- _Records supplied_:
= Beginning of Section =
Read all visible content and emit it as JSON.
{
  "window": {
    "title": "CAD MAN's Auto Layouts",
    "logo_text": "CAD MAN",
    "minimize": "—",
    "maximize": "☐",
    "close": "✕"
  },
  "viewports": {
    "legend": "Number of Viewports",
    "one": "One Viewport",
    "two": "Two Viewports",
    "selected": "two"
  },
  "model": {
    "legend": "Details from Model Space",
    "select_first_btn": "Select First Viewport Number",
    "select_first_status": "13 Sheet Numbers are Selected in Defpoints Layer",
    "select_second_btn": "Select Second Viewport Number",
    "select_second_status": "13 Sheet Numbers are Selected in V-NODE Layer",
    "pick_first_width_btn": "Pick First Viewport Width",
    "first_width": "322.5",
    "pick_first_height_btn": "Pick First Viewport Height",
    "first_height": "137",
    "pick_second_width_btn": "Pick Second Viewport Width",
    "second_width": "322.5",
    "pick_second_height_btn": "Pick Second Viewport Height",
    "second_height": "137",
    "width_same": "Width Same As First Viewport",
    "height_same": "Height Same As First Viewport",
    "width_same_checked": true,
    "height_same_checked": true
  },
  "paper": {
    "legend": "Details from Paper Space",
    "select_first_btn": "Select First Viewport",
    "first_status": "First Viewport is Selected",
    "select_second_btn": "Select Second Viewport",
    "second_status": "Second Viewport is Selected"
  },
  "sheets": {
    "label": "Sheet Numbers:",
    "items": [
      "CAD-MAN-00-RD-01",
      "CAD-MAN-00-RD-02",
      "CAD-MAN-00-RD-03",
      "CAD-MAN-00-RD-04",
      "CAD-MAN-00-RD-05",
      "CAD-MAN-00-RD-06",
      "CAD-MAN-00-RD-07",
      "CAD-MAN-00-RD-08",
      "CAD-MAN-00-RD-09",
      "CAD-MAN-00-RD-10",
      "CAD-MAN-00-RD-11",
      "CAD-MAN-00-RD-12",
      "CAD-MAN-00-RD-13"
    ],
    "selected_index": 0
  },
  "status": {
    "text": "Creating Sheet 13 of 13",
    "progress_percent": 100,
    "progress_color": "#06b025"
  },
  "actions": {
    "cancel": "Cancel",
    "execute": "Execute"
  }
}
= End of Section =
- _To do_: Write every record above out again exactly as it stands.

- _Output of the exercise_:
Read all visible content and emit it as JSON.
{
  "window": {
    "title": "CAD MAN's Auto Layouts",
    "logo_text": "CAD MAN",
    "minimize": "—",
    "maximize": "☐",
    "close": "✕"
  },
  "viewports": {
    "legend": "Number of Viewports",
    "one": "One Viewport",
    "two": "Two Viewports",
    "selected": "two"
  },
  "model": {
    "legend": "Details from Model Space",
    "select_first_btn": "Select First Viewport Number",
    "select_first_status": "13 Sheet Numbers are Selected in Defpoints Layer",
    "select_second_btn": "Select Second Viewport Number",
    "select_second_status": "13 Sheet Numbers are Selected in V-NODE Layer",
    "pick_first_width_btn": "Pick First Viewport Width",
    "first_width": "322.5",
    "pick_first_height_btn": "Pick First Viewport Height",
    "first_height": "137",
    "pick_second_width_btn": "Pick Second Viewport Width",
    "second_width": "322.5",
    "pick_second_height_btn": "Pick Second Viewport Height",
    "second_height": "137",
    "width_same": "Width Same As First Viewport",
    "height_same": "Height Same As First Viewport",
    "width_same_checked": true,
    "height_same_checked": true
  },
  "paper": {
    "legend": "Details from Paper Space",
    "select_first_btn": "Select First Viewport",
    "first_status": "First Viewport is Selected",
    "select_second_btn": "Select Second Viewport",
    "second_status": "Second Viewport is Selected"
  },
  "sheets": {
    "label": "Sheet Numbers:",
    "items": [
      "CAD-MAN-00-RD-01",
      "CAD-MAN-00-RD-02",
      "CAD-MAN-00-RD-03",
      "CAD-MAN-00-RD-04",
      "CAD-MAN-00-RD-05",
      "CAD-MAN-00-RD-06",
      "CAD-MAN-00-RD-07",
      "CAD-MAN-00-RD-08",
      "CAD-MAN-00-RD-09",
      "CAD-MAN-00-RD-10",
      "CAD-MAN-00-RD-11",
      "CAD-MAN-00-RD-12",
      "CAD-MAN-00-RD-13"
    ],
    "selected_index": 0
  },
  "status": {
    "text": "Creating Sheet 13 of 13",
    "progress_percent": 100,
    "progress_color": "#06b025"
  },
  "actions": {
    "cancel": "Cancel",
    "execute": "Execute"
  }
}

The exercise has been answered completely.